Problem -> The listing below should be printed exactly, though its pictures must not be.

***** Records shown *****

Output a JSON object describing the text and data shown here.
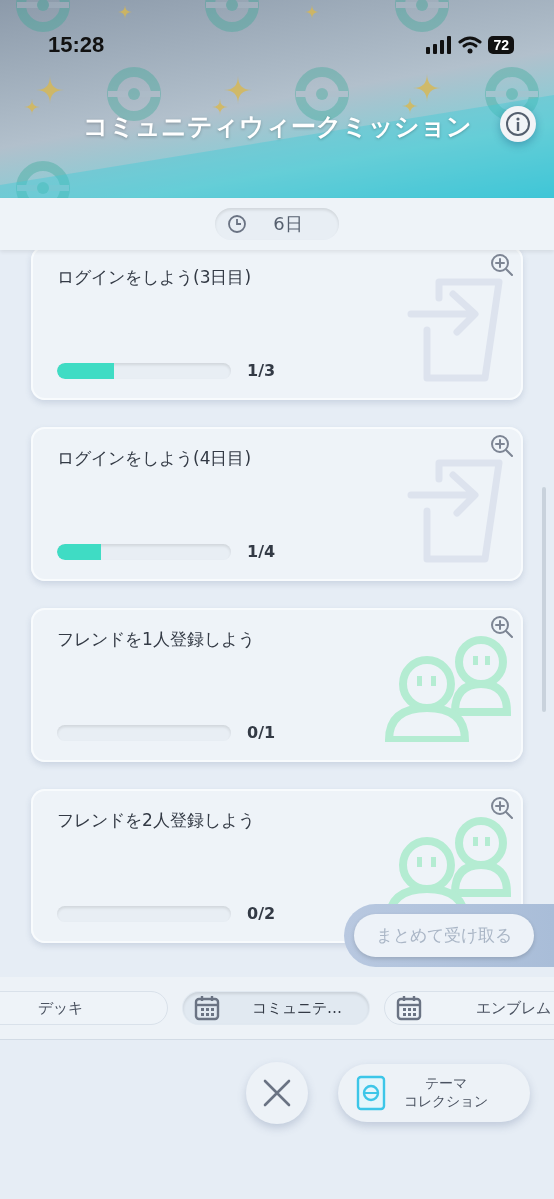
{
  "status_bar": {
    "time": "15:28",
    "battery": "72"
  },
  "header": {
    "title": "コミュニティウィークミッション"
  },
  "timer": {
    "remaining": "6日"
  },
  "missions": [
    {
      "title": "ログインをしよう(3日目)",
      "kind": "login",
      "level": 0.33,
      "progress": "1/3"
    },
    {
      "title": "ログインをしよう(4日目)",
      "kind": "login",
      "level": 0.25,
      "progress": "1/4"
    },
    {
      "title": "フレンドを1人登録しよう",
      "kind": "friend",
      "level": 0,
      "progress": "0/1"
    },
    {
      "title": "フレンドを2人登録しよう",
      "kind": "friend",
      "level": 0,
      "progress": "0/2"
    }
  ],
  "claim_all": {
    "label": "まとめて受け取る",
    "disabled": true
  },
  "tabs": [
    {
      "label": "デッキ",
      "selected": false,
      "icon": false
    },
    {
      "label": "コミュニテ…",
      "selected": true,
      "icon": true
    },
    {
      "label": "エンブレム",
      "selected": false,
      "icon": true
    }
  ],
  "theme_button": {
    "lines": [
      "テーマ",
      "コレクション"
    ]
  }
}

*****

Problem solution ->
Output a JSON object describing the text and data shown here.
{
  "status_bar": {
    "time": "15:28",
    "battery": "72"
  },
  "header": {
    "title": "コミュニティウィークミッション"
  },
  "timer": {
    "remaining": "6日"
  },
  "missions": [
    {
      "title": "ログインをしよう(3日目)",
      "kind": "login",
      "level": 0.33,
      "progress": "1/3"
    },
    {
      "title": "ログインをしよう(4日目)",
      "kind": "login",
      "level": 0.25,
      "progress": "1/4"
    },
    {
      "title": "フレンドを1人登録しよう",
      "kind": "friend",
      "level": 0,
      "progress": "0/1"
    },
    {
      "title": "フレンドを2人登録しよう",
      "kind": "friend",
      "level": 0,
      "progress": "0/2"
    }
  ],
  "claim_all": {
    "label": "まとめて受け取る",
    "disabled": true
  },
  "tabs": [
    {
      "label": "デッキ",
      "selected": false,
      "icon": false
    },
    {
      "label": "コミュニテ…",
      "selected": true,
      "icon": true
    },
    {
      "label": "エンブレム",
      "selected": false,
      "icon": true
    }
  ],
  "theme_button": {
    "lines": [
      "テーマ",
      "コレクション"
    ]
  }
}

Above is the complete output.